Winter is officially upon us, at last. After taking a bit of a spill yesterday, I now realize that I am woefully unprepared this winter. I ride a Univega Safari Ten frame on 23s. This doesn’t really cut it in the snow.
I want to find a beater for the winter. I ride from Uptown to the South Side in the morning, then to Pitt in the evening, and back home at night, so I need something that’ll get me up Bates.
I just want something that won’t require much maintenance outside of cleaning and lubing the chain every now and then. I hear fixies are famous for this, but is winter the best time to learn to ride fixed? I have a budget of, I don’t know, $250?
I work a few blocks from Thick. I’ll stop by tomorrow and see what’s in their used inventory.
i’d have a potential beater for you, but it’s much better than that. full-fendered MIYATA touring bike (nitto moustache) and a Sturmey – Archer 3sp (AW) internal gear hub. virtually bomb proof and no maintenance except the occassional drop of oil. I’d be asking for more than $250. but it’s a very, very nice bike. PM me and we can chat. thanks willie.
Two things make a full winter beater relatively unnecessary:
1. Good, full coverage fenders with (at least) a front mudflap.
2. Studded tires.
I rode this morning through varying degrees of slush, snow, ice, and muck, and aside from a bit spray on the chainstays, the bike is clean.
I didn’t use studs for a long time, then finally, last year, I dropped $120 for a set of Marathon Winters. Best money I ever spent on my bike. I mounted them this weekend, and they will stay on ’til spring. They don’t guarantee that a ride in snow and ice won’t be dicey, but they go a long way to make poor road conditions more reasonable.
i also think that decreasing your normal tire pressure by 10-15 lbs makes a very big difference in ability to ride in “deep(ish)” snow. however, you also need to modify your riding a bit to avoid pinch flats, but it’s a lot cheaper than studded tires.
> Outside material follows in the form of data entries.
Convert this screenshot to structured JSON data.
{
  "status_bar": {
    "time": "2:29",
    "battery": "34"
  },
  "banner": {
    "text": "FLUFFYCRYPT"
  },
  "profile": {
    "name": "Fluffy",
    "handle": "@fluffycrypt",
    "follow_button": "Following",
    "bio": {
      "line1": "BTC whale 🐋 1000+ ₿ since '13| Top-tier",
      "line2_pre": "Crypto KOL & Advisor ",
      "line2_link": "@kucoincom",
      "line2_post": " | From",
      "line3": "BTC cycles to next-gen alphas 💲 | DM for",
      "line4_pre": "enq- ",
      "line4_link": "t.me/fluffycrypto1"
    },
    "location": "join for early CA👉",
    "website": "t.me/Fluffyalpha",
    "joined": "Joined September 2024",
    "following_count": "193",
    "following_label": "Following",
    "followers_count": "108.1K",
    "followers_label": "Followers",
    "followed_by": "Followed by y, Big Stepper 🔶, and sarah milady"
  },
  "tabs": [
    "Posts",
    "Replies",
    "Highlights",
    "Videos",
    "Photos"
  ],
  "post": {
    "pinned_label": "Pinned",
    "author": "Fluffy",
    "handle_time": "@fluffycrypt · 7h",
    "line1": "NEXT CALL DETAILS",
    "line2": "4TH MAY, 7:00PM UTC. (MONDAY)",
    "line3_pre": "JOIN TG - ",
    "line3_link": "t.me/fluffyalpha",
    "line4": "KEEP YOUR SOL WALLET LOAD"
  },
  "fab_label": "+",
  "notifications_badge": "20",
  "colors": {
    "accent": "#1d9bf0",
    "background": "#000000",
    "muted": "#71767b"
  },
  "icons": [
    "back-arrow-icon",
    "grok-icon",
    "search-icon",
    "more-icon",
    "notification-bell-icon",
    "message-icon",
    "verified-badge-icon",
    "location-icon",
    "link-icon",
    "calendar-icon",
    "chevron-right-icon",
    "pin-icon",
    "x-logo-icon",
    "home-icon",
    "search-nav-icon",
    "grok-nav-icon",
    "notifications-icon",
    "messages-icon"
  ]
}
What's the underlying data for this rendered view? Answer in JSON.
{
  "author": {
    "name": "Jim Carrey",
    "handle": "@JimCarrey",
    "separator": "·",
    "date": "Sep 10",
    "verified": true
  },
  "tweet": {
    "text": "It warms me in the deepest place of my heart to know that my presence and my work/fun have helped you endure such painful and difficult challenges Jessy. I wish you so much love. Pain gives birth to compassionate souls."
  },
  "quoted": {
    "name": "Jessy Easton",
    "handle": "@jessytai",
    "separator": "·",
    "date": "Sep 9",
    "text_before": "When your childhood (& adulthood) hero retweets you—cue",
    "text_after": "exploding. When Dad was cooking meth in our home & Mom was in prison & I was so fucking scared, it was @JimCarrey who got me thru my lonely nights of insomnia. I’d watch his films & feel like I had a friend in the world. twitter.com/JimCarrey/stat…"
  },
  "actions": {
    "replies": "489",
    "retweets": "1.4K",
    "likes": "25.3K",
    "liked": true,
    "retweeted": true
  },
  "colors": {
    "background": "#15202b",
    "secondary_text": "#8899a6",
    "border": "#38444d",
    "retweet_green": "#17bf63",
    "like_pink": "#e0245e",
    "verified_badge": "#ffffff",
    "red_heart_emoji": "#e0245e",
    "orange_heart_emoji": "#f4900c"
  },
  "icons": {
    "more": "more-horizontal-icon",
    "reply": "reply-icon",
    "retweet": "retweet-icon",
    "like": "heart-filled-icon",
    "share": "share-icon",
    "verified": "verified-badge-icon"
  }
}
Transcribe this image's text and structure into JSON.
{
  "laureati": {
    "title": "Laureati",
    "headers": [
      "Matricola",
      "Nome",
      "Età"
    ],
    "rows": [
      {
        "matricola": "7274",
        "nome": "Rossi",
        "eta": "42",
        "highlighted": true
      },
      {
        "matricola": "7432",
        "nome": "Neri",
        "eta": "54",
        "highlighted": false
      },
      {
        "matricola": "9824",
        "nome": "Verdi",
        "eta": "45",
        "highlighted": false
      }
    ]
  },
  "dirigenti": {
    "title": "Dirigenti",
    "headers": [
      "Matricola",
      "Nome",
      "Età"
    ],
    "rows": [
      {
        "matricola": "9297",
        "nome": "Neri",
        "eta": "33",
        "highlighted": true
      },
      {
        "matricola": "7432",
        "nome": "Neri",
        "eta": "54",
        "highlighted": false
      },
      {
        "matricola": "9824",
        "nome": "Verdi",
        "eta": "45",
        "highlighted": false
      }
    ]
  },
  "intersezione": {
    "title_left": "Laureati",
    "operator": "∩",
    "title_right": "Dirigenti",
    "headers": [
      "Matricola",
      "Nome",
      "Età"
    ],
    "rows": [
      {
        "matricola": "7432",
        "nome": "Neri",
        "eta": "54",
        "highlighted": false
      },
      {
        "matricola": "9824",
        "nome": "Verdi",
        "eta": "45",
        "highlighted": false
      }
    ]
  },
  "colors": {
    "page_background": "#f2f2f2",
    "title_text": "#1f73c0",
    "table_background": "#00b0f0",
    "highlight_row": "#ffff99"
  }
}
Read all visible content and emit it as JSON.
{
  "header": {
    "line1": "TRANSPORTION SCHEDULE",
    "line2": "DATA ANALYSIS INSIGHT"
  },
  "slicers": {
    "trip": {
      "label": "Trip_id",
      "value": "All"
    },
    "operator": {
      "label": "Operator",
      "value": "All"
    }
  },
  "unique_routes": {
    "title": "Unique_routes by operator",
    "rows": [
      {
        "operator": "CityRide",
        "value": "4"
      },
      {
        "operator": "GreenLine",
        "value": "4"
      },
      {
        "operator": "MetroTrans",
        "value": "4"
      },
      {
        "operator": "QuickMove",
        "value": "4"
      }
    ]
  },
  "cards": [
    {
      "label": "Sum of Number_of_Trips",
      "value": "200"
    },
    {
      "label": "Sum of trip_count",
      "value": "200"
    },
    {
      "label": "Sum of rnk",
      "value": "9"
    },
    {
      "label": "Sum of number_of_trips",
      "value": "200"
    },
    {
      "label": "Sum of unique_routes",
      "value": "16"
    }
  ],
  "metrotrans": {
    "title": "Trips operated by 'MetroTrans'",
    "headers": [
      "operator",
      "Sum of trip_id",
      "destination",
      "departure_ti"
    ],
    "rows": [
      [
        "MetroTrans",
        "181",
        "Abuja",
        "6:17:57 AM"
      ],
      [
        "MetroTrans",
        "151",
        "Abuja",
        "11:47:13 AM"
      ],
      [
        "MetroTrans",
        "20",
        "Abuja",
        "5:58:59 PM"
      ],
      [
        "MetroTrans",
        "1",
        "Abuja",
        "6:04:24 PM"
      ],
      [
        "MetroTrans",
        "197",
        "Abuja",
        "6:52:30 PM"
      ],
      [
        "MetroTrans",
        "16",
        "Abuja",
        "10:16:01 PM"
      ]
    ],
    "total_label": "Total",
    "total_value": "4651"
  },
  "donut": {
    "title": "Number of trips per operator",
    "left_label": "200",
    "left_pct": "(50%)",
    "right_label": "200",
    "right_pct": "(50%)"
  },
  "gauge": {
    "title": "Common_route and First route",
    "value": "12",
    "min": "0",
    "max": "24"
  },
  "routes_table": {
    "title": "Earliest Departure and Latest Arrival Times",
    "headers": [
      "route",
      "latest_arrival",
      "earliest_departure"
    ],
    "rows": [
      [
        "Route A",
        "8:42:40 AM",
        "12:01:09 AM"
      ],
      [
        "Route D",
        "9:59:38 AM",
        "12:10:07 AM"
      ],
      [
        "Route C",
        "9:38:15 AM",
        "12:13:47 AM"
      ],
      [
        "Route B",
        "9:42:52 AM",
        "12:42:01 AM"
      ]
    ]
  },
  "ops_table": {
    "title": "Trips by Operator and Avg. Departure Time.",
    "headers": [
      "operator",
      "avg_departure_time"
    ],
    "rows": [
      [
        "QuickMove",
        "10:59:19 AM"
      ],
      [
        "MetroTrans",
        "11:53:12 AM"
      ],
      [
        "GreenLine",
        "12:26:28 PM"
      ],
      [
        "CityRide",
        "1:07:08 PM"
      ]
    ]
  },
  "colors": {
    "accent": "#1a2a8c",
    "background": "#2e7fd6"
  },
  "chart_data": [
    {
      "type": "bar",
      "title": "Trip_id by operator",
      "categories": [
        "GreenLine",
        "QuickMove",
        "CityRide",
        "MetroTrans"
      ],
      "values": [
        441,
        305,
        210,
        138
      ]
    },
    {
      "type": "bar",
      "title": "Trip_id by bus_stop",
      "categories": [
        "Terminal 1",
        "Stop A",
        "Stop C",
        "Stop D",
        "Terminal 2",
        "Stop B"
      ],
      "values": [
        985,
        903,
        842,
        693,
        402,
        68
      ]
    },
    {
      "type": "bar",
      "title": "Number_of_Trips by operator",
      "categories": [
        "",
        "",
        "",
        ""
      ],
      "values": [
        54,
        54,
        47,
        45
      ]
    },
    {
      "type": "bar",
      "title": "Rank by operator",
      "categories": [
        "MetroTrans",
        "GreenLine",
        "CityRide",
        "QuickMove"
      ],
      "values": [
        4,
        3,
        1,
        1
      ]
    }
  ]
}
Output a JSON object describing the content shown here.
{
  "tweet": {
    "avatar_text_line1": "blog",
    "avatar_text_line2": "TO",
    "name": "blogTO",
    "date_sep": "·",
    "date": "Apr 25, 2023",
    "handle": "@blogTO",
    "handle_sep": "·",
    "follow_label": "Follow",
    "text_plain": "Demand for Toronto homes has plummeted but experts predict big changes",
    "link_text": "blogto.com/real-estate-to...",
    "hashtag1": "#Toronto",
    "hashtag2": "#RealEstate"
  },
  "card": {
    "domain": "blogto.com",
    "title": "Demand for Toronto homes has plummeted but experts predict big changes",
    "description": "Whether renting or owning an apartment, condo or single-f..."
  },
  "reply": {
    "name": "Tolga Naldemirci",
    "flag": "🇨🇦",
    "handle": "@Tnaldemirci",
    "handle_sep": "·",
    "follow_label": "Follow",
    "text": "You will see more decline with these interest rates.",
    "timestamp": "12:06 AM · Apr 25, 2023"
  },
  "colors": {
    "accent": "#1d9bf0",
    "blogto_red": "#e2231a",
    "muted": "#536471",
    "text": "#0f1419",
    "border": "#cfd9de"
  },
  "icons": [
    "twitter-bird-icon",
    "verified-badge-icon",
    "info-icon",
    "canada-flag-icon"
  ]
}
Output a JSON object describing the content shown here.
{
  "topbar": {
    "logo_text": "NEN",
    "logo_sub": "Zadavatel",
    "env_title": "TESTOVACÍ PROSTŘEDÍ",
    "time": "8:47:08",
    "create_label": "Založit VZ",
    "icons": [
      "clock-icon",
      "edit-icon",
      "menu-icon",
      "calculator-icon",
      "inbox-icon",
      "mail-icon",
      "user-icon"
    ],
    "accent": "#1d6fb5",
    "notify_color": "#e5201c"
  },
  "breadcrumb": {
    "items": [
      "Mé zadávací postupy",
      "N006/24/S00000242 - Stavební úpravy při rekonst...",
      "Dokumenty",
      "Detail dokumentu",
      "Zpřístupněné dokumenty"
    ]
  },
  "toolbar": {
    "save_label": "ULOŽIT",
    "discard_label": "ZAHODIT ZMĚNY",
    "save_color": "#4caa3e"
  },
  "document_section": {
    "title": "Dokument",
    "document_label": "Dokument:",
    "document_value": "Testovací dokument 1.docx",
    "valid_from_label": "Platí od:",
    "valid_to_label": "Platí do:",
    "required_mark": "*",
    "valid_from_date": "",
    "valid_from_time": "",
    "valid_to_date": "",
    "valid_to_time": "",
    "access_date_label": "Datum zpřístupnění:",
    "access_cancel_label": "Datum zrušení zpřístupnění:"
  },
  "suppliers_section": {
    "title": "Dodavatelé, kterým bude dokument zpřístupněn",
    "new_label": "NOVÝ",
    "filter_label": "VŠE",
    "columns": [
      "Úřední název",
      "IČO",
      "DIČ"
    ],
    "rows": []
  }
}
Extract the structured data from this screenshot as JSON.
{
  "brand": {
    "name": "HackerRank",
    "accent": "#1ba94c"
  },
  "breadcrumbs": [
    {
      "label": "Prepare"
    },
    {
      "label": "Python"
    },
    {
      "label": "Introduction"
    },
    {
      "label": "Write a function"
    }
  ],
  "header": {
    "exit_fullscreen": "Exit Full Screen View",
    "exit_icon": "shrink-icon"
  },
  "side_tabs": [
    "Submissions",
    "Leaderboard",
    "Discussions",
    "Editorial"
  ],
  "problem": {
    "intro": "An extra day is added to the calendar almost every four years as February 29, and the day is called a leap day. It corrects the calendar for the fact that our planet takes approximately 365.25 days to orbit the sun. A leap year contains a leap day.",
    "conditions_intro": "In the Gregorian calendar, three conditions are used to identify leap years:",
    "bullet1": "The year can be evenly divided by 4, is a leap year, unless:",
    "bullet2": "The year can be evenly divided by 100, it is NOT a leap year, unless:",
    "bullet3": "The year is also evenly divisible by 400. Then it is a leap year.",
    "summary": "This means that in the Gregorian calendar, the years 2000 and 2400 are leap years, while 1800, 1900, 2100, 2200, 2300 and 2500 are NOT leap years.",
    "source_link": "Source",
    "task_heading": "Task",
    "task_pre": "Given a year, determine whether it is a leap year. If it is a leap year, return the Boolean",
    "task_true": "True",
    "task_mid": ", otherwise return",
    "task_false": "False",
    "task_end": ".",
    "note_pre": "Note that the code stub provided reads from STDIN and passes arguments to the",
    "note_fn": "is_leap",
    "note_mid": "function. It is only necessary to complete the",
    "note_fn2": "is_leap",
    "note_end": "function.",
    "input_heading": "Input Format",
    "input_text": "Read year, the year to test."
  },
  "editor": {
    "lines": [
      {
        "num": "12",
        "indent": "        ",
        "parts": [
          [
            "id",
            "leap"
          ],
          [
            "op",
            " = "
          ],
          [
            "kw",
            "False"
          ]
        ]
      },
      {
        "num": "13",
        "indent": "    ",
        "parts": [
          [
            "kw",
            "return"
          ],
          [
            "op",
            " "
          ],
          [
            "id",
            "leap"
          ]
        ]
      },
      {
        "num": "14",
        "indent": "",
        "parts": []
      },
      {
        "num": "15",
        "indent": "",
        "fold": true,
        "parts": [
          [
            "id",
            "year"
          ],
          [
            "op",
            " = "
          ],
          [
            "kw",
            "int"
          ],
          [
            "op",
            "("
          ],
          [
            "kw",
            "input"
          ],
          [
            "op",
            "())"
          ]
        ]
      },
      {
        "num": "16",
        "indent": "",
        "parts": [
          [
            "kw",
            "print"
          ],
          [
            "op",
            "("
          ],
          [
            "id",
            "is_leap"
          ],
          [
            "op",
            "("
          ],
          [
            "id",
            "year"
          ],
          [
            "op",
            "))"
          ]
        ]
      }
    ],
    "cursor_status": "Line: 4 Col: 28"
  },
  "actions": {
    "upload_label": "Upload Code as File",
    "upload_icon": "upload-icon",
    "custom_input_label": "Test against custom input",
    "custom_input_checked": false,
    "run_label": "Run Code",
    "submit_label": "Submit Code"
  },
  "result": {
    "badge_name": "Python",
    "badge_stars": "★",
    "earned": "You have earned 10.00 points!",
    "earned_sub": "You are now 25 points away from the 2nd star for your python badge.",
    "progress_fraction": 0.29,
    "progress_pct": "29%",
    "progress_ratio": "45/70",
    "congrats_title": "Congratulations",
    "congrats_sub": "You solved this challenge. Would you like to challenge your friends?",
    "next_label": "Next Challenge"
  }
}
As a fellow male, let me say that old women’s frames, like old “mixtes”, make excellent winter beaters, for when you do take the occasional spill. The Nutcracker is a lovely ballet, but you do not want to perform it yourself. I concur with the old mtn bike suggestion, but an old women’s 3 spd w/fenders etc. might be the best thing of all. And you can lock it up and forget it if you have to resort to the bus.
I saw a bike matching this description for sale at the Thrift Store on Ohio River Boulevard (in Avalon) just this weekend. I think it was a Schwinn Traveller III (maybe more gears than 3, as I think about it….) Looked to be in pretty good shape. I think they were asking $14.95 for it.
+1 on the reduced tire pressure idea. Four snowy winters at SUNY Geneseo on the unicycle, I typically ran about 18-22#, vs. 45-60# in warmer weather. On really slippery mornings, often my biggest clue that the sidewalks were bad were other people having trouble walking. Going slower helps a lot, too, both in not wiping out, and avoiding pinch flats.